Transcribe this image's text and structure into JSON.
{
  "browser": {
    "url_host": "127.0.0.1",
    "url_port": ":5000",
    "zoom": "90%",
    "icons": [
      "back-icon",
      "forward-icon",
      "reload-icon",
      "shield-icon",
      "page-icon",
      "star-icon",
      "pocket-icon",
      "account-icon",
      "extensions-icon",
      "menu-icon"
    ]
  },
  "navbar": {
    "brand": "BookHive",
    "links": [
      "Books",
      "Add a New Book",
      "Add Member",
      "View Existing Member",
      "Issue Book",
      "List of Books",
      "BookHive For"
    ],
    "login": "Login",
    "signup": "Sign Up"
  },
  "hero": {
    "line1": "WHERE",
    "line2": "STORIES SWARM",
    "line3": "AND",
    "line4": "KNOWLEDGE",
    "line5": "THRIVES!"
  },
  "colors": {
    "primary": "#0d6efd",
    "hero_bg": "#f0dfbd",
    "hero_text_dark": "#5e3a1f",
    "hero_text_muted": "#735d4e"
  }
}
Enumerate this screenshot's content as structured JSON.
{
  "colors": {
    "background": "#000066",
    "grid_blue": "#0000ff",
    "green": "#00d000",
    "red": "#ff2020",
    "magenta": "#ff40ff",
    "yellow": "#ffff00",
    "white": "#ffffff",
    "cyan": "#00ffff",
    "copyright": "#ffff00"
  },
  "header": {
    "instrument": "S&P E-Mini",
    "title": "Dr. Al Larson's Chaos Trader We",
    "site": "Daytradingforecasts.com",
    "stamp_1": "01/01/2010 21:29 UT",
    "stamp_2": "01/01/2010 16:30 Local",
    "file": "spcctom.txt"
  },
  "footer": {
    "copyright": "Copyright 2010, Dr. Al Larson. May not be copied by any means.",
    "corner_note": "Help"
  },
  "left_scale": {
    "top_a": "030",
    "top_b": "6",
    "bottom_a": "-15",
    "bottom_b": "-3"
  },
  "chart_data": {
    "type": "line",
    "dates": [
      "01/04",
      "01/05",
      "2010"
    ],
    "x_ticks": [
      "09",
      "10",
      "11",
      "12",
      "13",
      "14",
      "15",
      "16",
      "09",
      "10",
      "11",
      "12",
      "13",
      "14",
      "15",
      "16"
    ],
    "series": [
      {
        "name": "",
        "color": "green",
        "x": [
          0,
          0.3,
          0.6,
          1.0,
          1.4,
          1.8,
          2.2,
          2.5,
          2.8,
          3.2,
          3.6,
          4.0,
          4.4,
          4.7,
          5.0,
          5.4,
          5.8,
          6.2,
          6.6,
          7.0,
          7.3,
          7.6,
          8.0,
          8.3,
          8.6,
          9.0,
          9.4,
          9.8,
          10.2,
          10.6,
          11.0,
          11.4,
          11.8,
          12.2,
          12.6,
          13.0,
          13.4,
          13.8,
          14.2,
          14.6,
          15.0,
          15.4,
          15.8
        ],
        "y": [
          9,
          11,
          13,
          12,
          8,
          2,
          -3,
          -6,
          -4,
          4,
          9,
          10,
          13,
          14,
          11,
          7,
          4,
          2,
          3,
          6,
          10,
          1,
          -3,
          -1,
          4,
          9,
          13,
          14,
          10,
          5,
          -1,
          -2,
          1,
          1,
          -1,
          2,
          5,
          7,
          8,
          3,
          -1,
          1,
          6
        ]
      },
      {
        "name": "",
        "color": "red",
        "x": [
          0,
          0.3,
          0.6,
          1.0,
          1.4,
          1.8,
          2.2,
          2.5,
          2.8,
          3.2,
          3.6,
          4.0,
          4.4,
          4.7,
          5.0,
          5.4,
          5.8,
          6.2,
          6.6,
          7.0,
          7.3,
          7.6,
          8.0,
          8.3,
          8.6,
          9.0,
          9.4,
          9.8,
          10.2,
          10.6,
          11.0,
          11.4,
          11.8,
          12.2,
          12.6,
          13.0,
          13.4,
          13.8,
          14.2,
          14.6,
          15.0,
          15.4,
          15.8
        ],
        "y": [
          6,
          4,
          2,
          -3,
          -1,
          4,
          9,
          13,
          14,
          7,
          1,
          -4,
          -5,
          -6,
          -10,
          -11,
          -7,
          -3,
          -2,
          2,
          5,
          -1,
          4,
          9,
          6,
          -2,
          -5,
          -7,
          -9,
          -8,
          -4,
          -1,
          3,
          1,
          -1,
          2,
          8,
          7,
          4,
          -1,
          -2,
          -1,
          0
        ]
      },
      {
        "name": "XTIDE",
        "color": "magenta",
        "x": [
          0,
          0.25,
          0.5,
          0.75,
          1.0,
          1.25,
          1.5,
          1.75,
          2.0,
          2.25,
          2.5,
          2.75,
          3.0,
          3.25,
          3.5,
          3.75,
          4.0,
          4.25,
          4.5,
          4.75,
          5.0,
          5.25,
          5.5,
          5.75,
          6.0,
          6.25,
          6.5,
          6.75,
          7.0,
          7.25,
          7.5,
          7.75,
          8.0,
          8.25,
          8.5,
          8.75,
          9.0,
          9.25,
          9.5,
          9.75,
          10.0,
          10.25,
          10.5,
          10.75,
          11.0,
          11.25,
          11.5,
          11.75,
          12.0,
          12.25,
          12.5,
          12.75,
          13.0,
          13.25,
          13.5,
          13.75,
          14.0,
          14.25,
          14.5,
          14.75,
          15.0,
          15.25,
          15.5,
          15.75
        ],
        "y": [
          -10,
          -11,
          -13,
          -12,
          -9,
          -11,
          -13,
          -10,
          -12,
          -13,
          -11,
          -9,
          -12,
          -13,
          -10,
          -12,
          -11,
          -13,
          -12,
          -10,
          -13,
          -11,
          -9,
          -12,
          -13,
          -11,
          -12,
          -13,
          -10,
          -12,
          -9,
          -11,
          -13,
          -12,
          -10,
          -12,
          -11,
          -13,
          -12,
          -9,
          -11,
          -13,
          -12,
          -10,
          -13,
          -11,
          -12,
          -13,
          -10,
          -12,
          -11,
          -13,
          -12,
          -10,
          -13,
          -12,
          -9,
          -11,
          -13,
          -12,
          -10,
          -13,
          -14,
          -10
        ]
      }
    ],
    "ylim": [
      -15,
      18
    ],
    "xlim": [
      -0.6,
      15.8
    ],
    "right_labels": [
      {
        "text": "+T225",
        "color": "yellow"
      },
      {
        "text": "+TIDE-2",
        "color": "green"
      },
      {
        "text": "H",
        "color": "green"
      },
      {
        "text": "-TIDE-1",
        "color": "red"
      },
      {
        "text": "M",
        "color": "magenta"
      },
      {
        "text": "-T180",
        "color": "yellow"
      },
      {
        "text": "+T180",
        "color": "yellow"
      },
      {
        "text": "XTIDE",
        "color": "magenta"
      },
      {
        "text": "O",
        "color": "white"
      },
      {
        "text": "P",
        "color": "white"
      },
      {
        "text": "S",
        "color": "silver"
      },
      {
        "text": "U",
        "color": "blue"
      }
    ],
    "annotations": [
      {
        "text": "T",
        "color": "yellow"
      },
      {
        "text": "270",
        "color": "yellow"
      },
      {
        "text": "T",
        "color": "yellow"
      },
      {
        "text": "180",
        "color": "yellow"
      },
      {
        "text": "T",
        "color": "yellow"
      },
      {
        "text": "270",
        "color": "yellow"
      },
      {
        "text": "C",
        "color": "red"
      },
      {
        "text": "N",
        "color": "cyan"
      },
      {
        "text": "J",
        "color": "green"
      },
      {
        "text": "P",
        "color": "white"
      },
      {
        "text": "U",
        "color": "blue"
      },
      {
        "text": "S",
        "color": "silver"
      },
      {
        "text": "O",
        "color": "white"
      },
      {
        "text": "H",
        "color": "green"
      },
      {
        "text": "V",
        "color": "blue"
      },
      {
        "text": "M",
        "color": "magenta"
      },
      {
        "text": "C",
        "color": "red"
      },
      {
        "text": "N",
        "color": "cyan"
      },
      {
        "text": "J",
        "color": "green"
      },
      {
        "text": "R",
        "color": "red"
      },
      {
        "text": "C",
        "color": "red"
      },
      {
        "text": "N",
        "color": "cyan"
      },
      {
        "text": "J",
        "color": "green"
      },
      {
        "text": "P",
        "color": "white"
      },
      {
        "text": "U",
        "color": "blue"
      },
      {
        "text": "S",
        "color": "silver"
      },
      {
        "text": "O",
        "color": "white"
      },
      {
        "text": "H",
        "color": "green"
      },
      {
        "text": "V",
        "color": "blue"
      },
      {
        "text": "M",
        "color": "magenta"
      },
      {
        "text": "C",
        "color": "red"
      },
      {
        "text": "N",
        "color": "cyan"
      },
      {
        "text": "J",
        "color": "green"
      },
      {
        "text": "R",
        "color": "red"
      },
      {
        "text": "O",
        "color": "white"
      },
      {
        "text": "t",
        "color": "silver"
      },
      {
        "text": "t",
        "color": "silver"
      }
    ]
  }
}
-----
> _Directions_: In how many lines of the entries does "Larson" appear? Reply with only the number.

> _Response to the exercise_: 2